Give back every record exactly, images excluded.

[Opening Dataset records section]

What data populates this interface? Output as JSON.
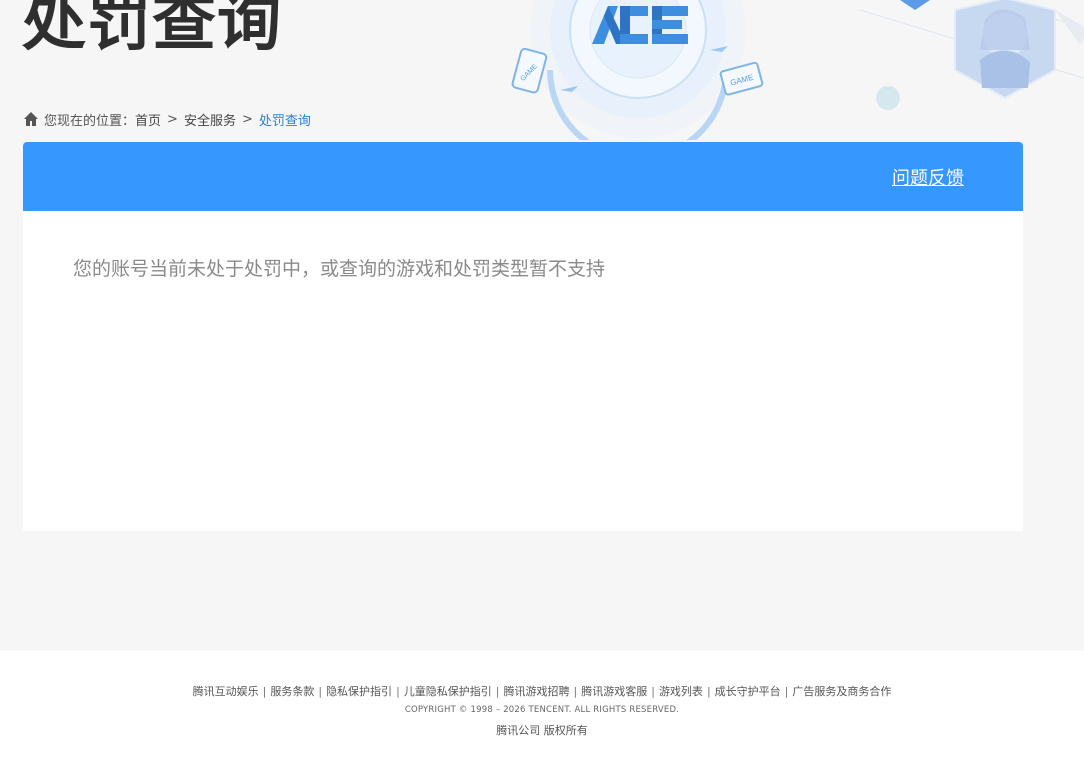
{
  "hero": {
    "title": "处罚查询",
    "logo_text": "ACE",
    "badge_text_1": "GAME",
    "badge_text_2": "GAME"
  },
  "breadcrumb": {
    "prefix": "您现在的位置：",
    "items": [
      {
        "label": "首页"
      },
      {
        "label": "安全服务"
      },
      {
        "label": "处罚查询"
      }
    ],
    "separator": ">"
  },
  "panel": {
    "feedback_label": "问题反馈",
    "message": "您的账号当前未处于处罚中，或查询的游戏和处罚类型暂不支持"
  },
  "footer": {
    "links": [
      {
        "label": "腾讯互动娱乐"
      },
      {
        "label": "服务条款"
      },
      {
        "label": "隐私保护指引"
      },
      {
        "label": "儿童隐私保护指引"
      },
      {
        "label": "腾讯游戏招聘"
      },
      {
        "label": "腾讯游戏客服"
      },
      {
        "label": "游戏列表"
      },
      {
        "label": "成长守护平台"
      },
      {
        "label": "广告服务及商务合作"
      }
    ],
    "divider": "|",
    "copyright": "COPYRIGHT © 1998 – 2026 TENCENT. ALL RIGHTS RESERVED.",
    "company": "腾讯公司 版权所有"
  },
  "colors": {
    "accent": "#3697ff",
    "link_current": "#2b7fd6",
    "title": "#2f2f2f"
  },
  "icons": {
    "home": "home-icon"
  }
}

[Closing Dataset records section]

Answer space:
What data populates this interface? Output as JSON.
{
  "hero": {
    "title": "处罚查询",
    "logo_text": "ACE",
    "badge_text_1": "GAME",
    "badge_text_2": "GAME"
  },
  "breadcrumb": {
    "prefix": "您现在的位置：",
    "items": [
      {
        "label": "首页"
      },
      {
        "label": "安全服务"
      },
      {
        "label": "处罚查询"
      }
    ],
    "separator": ">"
  },
  "panel": {
    "feedback_label": "问题反馈",
    "message": "您的账号当前未处于处罚中，或查询的游戏和处罚类型暂不支持"
  },
  "footer": {
    "links": [
      {
        "label": "腾讯互动娱乐"
      },
      {
        "label": "服务条款"
      },
      {
        "label": "隐私保护指引"
      },
      {
        "label": "儿童隐私保护指引"
      },
      {
        "label": "腾讯游戏招聘"
      },
      {
        "label": "腾讯游戏客服"
      },
      {
        "label": "游戏列表"
      },
      {
        "label": "成长守护平台"
      },
      {
        "label": "广告服务及商务合作"
      }
    ],
    "divider": "|",
    "copyright": "COPYRIGHT © 1998 – 2026 TENCENT. ALL RIGHTS RESERVED.",
    "company": "腾讯公司 版权所有"
  },
  "colors": {
    "accent": "#3697ff",
    "link_current": "#2b7fd6",
    "title": "#2f2f2f"
  },
  "icons": {
    "home": "home-icon"
  }
}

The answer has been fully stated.